- Page and application data records:
━━━━━━━━━━━━━━━━━━━━

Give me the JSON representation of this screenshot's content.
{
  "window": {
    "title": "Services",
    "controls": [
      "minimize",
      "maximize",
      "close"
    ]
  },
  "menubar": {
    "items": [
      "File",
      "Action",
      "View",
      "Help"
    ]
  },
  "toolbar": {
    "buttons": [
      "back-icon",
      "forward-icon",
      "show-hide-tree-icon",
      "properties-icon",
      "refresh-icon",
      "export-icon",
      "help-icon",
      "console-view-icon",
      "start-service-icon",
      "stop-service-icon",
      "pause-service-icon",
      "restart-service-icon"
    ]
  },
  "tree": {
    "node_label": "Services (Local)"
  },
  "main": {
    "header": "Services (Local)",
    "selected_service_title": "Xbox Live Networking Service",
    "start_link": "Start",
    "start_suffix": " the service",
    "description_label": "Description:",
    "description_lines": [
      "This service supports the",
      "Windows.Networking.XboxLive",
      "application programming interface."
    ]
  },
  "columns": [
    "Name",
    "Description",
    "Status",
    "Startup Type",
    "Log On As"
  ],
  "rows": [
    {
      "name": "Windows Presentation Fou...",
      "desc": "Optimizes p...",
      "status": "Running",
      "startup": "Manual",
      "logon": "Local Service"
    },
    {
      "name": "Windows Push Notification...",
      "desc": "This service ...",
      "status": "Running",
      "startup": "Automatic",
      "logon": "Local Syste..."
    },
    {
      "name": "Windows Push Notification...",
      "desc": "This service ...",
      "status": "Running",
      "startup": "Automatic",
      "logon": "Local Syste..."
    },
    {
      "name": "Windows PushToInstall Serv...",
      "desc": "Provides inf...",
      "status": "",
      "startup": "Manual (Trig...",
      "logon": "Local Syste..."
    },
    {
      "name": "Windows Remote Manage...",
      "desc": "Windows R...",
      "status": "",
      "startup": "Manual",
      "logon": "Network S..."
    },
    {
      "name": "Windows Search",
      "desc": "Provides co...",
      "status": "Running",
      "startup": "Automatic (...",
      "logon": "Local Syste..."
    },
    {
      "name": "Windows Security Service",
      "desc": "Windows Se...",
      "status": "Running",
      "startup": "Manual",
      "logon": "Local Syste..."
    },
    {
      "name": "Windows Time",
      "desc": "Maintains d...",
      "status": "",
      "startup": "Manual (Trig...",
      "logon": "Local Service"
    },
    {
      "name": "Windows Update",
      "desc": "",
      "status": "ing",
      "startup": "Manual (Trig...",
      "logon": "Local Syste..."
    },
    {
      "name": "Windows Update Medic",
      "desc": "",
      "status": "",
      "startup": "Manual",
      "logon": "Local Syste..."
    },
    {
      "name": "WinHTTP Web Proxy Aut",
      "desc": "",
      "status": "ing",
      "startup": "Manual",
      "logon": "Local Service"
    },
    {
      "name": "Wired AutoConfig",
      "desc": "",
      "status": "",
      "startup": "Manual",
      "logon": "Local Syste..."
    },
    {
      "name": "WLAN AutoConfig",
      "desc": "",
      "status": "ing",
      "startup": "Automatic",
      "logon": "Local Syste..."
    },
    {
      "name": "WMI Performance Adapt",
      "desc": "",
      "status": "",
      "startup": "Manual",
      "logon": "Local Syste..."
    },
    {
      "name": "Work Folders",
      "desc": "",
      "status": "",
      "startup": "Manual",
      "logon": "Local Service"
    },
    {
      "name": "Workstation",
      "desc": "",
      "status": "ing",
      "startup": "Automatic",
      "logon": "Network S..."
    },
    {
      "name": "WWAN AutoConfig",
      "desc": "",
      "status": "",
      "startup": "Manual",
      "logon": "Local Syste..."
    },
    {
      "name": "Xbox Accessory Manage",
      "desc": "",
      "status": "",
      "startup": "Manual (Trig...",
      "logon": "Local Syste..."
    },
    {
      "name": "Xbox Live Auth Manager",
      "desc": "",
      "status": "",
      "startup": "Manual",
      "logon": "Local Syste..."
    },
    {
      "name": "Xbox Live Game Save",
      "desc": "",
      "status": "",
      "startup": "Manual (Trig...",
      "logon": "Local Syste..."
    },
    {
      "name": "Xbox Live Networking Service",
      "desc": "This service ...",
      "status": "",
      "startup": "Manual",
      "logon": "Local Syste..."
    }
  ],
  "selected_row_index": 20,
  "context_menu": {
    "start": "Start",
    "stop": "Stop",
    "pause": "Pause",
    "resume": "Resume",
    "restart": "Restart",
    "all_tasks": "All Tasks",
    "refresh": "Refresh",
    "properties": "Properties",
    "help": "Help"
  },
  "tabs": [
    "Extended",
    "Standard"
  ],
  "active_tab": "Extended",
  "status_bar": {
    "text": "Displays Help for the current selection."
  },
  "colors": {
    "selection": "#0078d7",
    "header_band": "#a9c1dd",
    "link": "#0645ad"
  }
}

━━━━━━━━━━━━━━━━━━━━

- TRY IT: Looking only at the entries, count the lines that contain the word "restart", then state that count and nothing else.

- ANSWER TO THIS PROBLEM: 2